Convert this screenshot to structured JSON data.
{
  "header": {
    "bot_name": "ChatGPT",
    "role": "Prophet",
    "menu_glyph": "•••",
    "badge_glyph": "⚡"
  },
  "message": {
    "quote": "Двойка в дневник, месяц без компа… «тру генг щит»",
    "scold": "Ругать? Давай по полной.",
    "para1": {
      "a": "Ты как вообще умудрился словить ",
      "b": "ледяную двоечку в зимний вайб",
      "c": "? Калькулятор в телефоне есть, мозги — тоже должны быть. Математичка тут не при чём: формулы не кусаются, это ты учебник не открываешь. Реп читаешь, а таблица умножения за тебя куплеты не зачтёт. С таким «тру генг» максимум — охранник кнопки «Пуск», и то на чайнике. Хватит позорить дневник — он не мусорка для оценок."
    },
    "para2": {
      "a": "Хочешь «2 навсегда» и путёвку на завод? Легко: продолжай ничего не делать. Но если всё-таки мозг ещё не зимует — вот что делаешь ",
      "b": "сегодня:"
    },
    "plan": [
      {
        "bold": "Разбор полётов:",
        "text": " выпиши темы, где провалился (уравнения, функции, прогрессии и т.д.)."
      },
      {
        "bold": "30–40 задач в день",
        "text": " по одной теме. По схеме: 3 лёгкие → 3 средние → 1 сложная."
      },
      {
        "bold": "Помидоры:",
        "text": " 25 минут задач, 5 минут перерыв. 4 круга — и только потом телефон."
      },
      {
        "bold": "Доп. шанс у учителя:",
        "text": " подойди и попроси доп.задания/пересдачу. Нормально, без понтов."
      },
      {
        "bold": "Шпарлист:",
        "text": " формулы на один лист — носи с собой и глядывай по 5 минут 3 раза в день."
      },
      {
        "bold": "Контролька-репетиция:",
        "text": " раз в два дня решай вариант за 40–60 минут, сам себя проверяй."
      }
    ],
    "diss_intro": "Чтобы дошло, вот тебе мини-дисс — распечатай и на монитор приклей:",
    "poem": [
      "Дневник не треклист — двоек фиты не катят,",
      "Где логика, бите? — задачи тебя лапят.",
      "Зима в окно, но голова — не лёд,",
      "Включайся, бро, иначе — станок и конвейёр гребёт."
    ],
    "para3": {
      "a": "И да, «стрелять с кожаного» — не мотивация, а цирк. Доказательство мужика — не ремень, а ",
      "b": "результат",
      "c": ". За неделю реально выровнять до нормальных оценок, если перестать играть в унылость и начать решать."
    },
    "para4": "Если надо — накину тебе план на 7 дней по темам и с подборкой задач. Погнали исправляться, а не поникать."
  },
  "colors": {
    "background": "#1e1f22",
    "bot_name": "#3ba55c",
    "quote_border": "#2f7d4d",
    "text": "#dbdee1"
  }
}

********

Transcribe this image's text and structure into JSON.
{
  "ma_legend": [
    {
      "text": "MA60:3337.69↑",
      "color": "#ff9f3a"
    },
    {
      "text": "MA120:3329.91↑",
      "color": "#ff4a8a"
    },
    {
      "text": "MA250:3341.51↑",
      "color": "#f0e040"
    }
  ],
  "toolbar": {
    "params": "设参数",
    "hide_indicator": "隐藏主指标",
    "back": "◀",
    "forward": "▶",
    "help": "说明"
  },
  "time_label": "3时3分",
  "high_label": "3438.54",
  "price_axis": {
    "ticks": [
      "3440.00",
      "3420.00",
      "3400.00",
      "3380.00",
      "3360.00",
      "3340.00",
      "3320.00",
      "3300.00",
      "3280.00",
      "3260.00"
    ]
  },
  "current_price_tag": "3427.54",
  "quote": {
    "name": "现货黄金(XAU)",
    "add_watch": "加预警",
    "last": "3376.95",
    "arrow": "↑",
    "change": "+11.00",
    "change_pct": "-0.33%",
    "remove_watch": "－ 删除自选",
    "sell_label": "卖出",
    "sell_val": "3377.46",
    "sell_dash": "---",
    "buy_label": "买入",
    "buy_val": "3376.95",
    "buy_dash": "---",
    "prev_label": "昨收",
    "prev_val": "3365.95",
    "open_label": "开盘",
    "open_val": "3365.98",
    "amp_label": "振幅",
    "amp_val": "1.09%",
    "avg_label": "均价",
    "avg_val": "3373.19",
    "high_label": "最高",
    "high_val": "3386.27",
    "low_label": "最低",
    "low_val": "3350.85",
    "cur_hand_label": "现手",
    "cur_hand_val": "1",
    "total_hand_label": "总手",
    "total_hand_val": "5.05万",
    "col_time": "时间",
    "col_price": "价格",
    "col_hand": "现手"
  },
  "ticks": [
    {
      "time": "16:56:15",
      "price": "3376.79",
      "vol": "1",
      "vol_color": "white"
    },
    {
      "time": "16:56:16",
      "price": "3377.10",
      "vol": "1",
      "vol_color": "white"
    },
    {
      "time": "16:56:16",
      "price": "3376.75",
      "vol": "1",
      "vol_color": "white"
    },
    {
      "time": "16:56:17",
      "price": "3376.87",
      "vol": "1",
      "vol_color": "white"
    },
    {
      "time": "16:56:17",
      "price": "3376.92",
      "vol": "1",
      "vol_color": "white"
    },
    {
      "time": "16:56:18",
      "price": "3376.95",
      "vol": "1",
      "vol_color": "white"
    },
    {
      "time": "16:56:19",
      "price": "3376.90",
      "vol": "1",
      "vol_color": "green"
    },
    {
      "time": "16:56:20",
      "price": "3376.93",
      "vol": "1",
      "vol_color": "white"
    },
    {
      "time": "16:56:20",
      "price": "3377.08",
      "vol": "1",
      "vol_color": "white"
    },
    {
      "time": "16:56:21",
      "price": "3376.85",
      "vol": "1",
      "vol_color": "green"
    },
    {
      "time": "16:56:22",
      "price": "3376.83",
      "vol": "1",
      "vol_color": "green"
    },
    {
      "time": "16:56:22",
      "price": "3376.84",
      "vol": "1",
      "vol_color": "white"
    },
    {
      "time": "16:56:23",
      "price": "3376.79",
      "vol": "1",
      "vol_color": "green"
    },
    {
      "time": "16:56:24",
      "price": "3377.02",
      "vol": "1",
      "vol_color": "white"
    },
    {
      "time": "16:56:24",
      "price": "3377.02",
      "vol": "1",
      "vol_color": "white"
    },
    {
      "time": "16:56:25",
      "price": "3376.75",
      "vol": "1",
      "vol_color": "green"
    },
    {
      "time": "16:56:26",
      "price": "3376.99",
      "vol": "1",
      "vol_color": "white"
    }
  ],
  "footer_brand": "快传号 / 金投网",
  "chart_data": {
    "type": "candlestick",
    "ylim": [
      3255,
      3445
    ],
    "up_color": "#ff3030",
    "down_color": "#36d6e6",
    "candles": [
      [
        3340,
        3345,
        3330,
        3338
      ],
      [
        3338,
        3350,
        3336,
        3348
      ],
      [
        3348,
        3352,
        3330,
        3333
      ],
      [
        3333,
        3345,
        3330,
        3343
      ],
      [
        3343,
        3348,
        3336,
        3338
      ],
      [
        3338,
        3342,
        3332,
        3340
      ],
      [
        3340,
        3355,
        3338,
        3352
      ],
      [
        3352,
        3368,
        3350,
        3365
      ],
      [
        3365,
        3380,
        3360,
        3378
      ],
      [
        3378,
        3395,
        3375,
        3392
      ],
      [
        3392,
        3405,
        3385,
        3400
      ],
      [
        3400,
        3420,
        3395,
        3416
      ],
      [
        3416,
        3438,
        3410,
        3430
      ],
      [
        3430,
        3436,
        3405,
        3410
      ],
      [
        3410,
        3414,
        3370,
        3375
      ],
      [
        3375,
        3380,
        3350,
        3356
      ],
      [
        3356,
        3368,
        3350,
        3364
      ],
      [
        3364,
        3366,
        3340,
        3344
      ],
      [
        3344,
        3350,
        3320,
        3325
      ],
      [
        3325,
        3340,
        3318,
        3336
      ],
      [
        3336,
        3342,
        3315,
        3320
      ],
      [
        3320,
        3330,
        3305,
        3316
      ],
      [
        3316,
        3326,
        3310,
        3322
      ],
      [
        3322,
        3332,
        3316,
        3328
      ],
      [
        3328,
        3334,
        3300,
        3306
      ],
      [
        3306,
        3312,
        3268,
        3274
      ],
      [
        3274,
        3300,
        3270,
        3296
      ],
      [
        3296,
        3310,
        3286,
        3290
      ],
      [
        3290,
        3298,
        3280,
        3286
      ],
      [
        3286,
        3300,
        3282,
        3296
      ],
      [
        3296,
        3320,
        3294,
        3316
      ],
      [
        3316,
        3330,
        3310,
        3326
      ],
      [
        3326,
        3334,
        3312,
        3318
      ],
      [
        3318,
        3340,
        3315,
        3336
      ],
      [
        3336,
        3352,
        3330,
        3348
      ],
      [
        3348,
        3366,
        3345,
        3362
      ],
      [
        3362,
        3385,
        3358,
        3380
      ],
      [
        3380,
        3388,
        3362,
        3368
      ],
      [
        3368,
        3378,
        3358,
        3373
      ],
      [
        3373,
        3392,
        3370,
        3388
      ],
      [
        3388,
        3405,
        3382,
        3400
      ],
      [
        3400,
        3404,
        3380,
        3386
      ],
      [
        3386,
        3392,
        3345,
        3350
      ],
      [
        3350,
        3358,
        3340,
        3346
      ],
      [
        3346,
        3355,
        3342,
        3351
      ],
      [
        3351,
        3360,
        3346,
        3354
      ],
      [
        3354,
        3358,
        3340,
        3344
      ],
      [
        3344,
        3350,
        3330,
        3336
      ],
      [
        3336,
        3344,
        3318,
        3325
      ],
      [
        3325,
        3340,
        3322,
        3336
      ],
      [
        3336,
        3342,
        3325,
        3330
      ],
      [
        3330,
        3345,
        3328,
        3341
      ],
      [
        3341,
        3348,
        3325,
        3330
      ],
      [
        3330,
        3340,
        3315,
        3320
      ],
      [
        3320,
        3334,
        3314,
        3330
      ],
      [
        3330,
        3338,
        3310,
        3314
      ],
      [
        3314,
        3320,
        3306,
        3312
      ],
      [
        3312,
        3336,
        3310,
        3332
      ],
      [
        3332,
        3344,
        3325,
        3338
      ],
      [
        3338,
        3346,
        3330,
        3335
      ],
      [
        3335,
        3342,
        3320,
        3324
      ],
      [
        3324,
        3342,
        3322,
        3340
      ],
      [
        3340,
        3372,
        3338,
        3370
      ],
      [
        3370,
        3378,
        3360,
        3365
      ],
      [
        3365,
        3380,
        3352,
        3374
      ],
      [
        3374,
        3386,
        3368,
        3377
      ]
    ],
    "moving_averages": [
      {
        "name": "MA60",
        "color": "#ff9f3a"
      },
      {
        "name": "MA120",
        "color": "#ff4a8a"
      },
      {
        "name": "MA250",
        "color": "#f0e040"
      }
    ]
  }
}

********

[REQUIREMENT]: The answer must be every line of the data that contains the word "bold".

[WRITTEN SOLUTION]:
        "bold": "Разбор полётов:",
        "bold": "30–40 задач в день",
        "bold": "Помидоры:",
        "bold": "Доп. шанс у учителя:",
        "bold": "Шпарлист:",
        "bold": "Контролька-репетиция:",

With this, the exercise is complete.